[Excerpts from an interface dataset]

##########

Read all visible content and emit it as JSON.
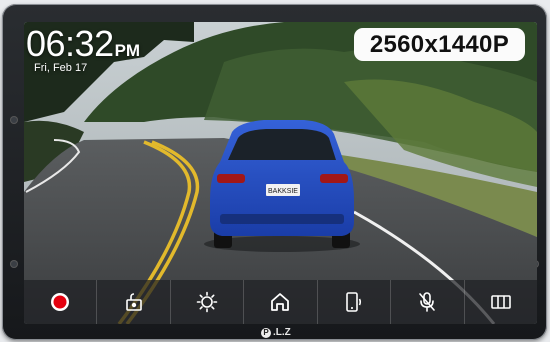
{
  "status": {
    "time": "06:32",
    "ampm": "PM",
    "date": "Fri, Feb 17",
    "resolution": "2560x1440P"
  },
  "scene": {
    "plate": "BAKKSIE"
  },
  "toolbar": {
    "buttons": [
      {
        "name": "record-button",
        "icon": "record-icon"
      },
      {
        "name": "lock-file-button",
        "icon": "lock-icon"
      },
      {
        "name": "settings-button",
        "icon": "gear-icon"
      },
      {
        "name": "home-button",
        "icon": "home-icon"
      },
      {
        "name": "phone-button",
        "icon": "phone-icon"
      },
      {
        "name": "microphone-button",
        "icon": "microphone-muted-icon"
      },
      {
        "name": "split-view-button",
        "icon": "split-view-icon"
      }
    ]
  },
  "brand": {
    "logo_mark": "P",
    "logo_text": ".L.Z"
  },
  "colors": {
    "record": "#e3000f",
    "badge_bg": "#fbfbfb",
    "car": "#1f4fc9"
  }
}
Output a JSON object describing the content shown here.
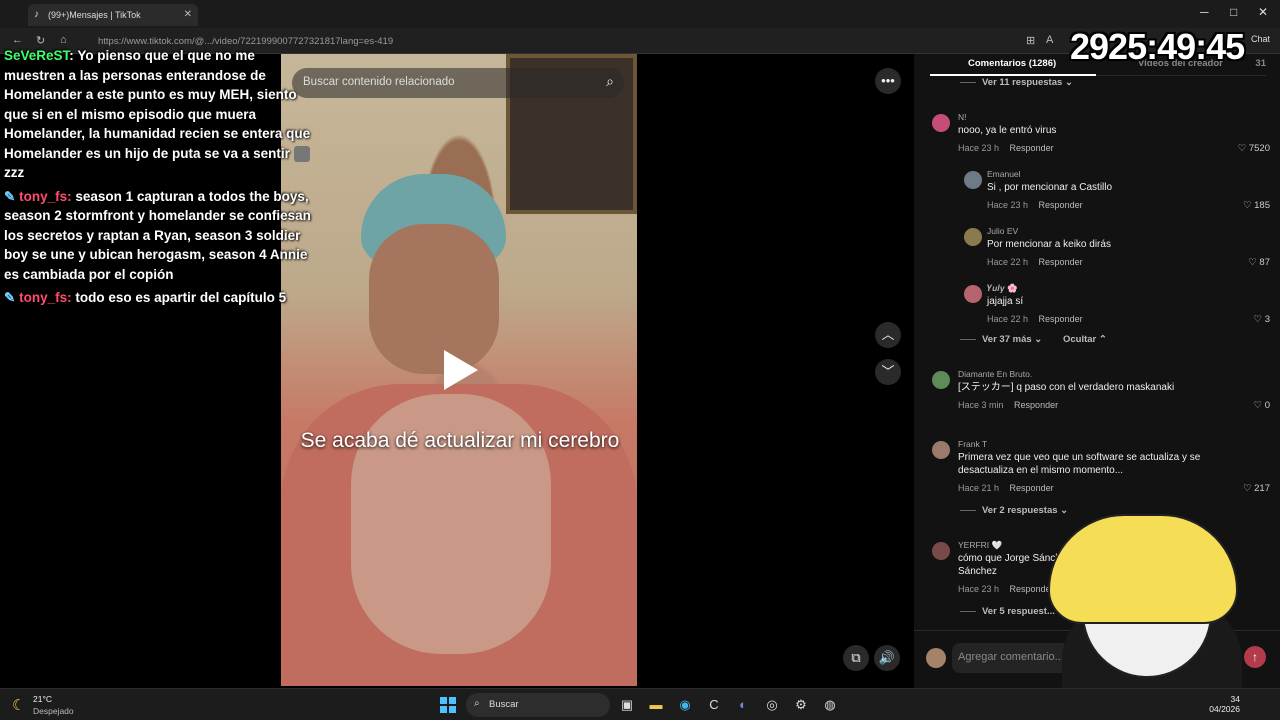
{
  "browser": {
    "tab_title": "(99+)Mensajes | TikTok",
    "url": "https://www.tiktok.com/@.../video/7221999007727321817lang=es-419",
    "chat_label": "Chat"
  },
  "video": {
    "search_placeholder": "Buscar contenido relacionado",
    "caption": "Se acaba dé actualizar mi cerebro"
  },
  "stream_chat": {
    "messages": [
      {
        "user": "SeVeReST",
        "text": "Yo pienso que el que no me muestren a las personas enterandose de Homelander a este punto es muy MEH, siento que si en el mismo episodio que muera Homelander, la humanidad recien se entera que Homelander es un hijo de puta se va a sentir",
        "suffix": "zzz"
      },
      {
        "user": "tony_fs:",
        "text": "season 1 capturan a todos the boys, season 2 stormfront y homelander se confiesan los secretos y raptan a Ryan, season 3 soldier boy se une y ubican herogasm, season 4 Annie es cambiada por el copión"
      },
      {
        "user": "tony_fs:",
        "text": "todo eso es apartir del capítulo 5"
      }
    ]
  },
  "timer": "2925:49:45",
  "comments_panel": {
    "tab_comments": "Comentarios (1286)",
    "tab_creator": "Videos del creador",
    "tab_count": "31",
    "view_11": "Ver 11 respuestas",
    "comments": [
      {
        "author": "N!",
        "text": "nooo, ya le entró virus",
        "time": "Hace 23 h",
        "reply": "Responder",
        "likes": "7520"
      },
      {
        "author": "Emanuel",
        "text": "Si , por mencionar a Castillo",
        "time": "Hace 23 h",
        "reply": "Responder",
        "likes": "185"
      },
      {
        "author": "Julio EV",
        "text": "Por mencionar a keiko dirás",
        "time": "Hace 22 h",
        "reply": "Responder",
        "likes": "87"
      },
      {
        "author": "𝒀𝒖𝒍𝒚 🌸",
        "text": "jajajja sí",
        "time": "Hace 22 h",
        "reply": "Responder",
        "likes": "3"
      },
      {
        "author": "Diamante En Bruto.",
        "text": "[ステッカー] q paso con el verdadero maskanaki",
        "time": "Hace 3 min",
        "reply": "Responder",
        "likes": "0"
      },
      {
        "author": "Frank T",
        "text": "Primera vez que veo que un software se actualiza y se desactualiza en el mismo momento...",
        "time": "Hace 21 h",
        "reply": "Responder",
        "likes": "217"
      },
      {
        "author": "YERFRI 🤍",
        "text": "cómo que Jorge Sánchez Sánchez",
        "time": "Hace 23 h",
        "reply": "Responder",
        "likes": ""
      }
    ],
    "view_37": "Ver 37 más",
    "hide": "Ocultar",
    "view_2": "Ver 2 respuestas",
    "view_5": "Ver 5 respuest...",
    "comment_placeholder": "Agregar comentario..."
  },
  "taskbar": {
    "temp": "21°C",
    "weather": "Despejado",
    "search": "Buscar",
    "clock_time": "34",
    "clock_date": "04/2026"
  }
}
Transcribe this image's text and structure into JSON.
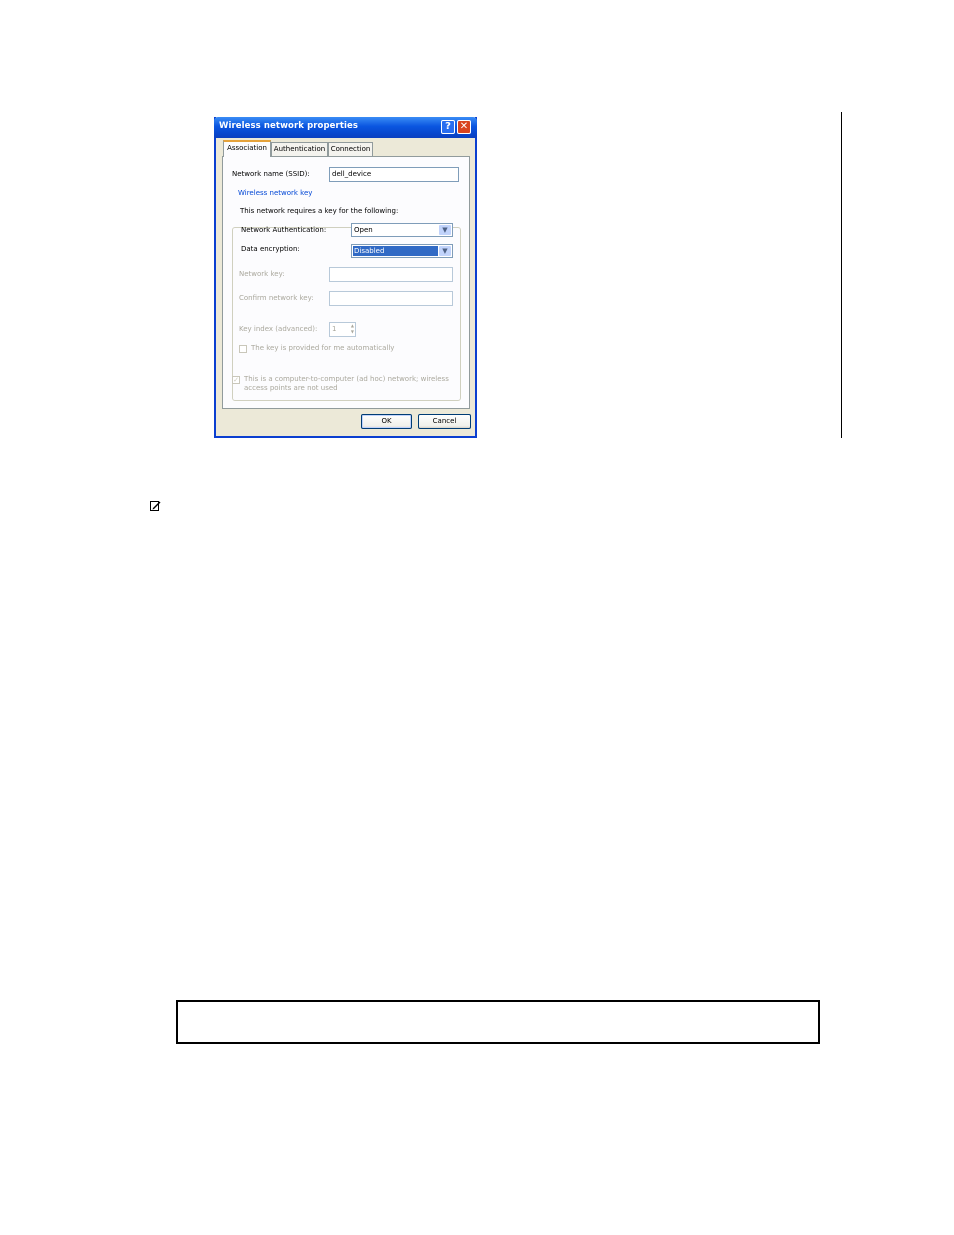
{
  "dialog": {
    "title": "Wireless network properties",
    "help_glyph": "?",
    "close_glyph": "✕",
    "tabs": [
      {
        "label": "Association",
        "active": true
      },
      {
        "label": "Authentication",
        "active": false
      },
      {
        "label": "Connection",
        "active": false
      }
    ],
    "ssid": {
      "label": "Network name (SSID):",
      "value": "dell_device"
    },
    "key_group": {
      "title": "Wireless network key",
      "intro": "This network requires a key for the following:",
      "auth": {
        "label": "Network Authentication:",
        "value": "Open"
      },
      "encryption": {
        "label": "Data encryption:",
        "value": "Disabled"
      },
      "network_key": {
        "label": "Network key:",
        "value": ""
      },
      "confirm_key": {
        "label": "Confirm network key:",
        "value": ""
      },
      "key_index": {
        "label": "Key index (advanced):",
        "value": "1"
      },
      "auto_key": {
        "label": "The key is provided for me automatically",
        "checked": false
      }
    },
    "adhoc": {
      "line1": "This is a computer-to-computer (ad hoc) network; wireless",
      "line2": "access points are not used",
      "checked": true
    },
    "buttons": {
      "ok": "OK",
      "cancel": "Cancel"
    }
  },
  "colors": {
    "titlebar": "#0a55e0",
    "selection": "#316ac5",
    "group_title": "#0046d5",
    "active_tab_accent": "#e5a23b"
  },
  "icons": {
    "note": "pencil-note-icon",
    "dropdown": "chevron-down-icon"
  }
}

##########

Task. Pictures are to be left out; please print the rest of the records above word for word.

Result of this exercise.
Read all visible content and emit it as JSON.
{
  "status": {
    "time": "06:32",
    "ampm": "PM",
    "date": "Fri, Feb 17",
    "resolution": "2560x1440P"
  },
  "scene": {
    "plate": "BAKKSIE"
  },
  "toolbar": {
    "buttons": [
      {
        "name": "record-button",
        "icon": "record-icon"
      },
      {
        "name": "lock-file-button",
        "icon": "lock-icon"
      },
      {
        "name": "settings-button",
        "icon": "gear-icon"
      },
      {
        "name": "home-button",
        "icon": "home-icon"
      },
      {
        "name": "phone-button",
        "icon": "phone-icon"
      },
      {
        "name": "microphone-button",
        "icon": "microphone-muted-icon"
      },
      {
        "name": "split-view-button",
        "icon": "split-view-icon"
      }
    ]
  },
  "brand": {
    "logo_mark": "P",
    "logo_text": ".L.Z"
  },
  "colors": {
    "record": "#e3000f",
    "badge_bg": "#fbfbfb",
    "car": "#1f4fc9"
  }
}
Output a JSON object describing the content shown here.
{
  "browser": {
    "tab_title": "(99+)Mensajes | TikTok",
    "url": "https://www.tiktok.com/@.../video/7221999007727321817lang=es-419",
    "chat_label": "Chat"
  },
  "video": {
    "search_placeholder": "Buscar contenido relacionado",
    "caption": "Se acaba dé actualizar mi cerebro"
  },
  "stream_chat": {
    "messages": [
      {
        "user": "SeVeReST",
        "text": "Yo pienso que el que no me muestren a las personas enterandose de Homelander a este punto es muy MEH, siento que si en el mismo episodio que muera Homelander, la humanidad recien se entera que Homelander es un hijo de puta se va a sentir",
        "suffix": "zzz"
      },
      {
        "user": "tony_fs:",
        "text": "season 1 capturan a todos the boys, season 2 stormfront y homelander se confiesan los secretos y raptan a Ryan, season 3 soldier boy se une y ubican herogasm, season 4 Annie es cambiada por el copión"
      },
      {
        "user": "tony_fs:",
        "text": "todo eso es apartir del capítulo 5"
      }
    ]
  },
  "timer": "2925:49:45",
  "comments_panel": {
    "tab_comments": "Comentarios (1286)",
    "tab_creator": "Videos del creador",
    "tab_count": "31",
    "view_11": "Ver 11 respuestas",
    "comments": [
      {
        "author": "N!",
        "text": "nooo, ya le entró virus",
        "time": "Hace 23 h",
        "reply": "Responder",
        "likes": "7520"
      },
      {
        "author": "Emanuel",
        "text": "Si , por mencionar a Castillo",
        "time": "Hace 23 h",
        "reply": "Responder",
        "likes": "185"
      },
      {
        "author": "Julio EV",
        "text": "Por mencionar a keiko dirás",
        "time": "Hace 22 h",
        "reply": "Responder",
        "likes": "87"
      },
      {
        "author": "𝒀𝒖𝒍𝒚 🌸",
        "text": "jajajja sí",
        "time": "Hace 22 h",
        "reply": "Responder",
        "likes": "3"
      },
      {
        "author": "Diamante En Bruto.",
        "text": "[ステッカー] q paso con el verdadero maskanaki",
        "time": "Hace 3 min",
        "reply": "Responder",
        "likes": "0"
      },
      {
        "author": "Frank T",
        "text": "Primera vez que veo que un software se actualiza y se desactualiza en el mismo momento...",
        "time": "Hace 21 h",
        "reply": "Responder",
        "likes": "217"
      },
      {
        "author": "YERFRI 🤍",
        "text": "cómo que Jorge Sánchez Sánchez",
        "time": "Hace 23 h",
        "reply": "Responder",
        "likes": ""
      }
    ],
    "view_37": "Ver 37 más",
    "hide": "Ocultar",
    "view_2": "Ver 2 respuestas",
    "view_5": "Ver 5 respuest...",
    "comment_placeholder": "Agregar comentario..."
  },
  "taskbar": {
    "temp": "21°C",
    "weather": "Despejado",
    "search": "Buscar",
    "clock_time": "34",
    "clock_date": "04/2026"
  }
}
Transcribe this image's text and structure into JSON.
{
  "dialog": {
    "title": "Wireless network properties",
    "help_glyph": "?",
    "close_glyph": "✕",
    "tabs": [
      {
        "label": "Association",
        "active": true
      },
      {
        "label": "Authentication",
        "active": false
      },
      {
        "label": "Connection",
        "active": false
      }
    ],
    "ssid": {
      "label": "Network name (SSID):",
      "value": "dell_device"
    },
    "key_group": {
      "title": "Wireless network key",
      "intro": "This network requires a key for the following:",
      "auth": {
        "label": "Network Authentication:",
        "value": "Open"
      },
      "encryption": {
        "label": "Data encryption:",
        "value": "Disabled"
      },
      "network_key": {
        "label": "Network key:",
        "value": ""
      },
      "confirm_key": {
        "label": "Confirm network key:",
        "value": ""
      },
      "key_index": {
        "label": "Key index (advanced):",
        "value": "1"
      },
      "auto_key": {
        "label": "The key is provided for me automatically",
        "checked": false
      }
    },
    "adhoc": {
      "line1": "This is a computer-to-computer (ad hoc) network; wireless",
      "line2": "access points are not used",
      "checked": true
    },
    "buttons": {
      "ok": "OK",
      "cancel": "Cancel"
    }
  },
  "colors": {
    "titlebar": "#0a55e0",
    "selection": "#316ac5",
    "group_title": "#0046d5",
    "active_tab_accent": "#e5a23b"
  },
  "icons": {
    "note": "pencil-note-icon",
    "dropdown": "chevron-down-icon"
  }
}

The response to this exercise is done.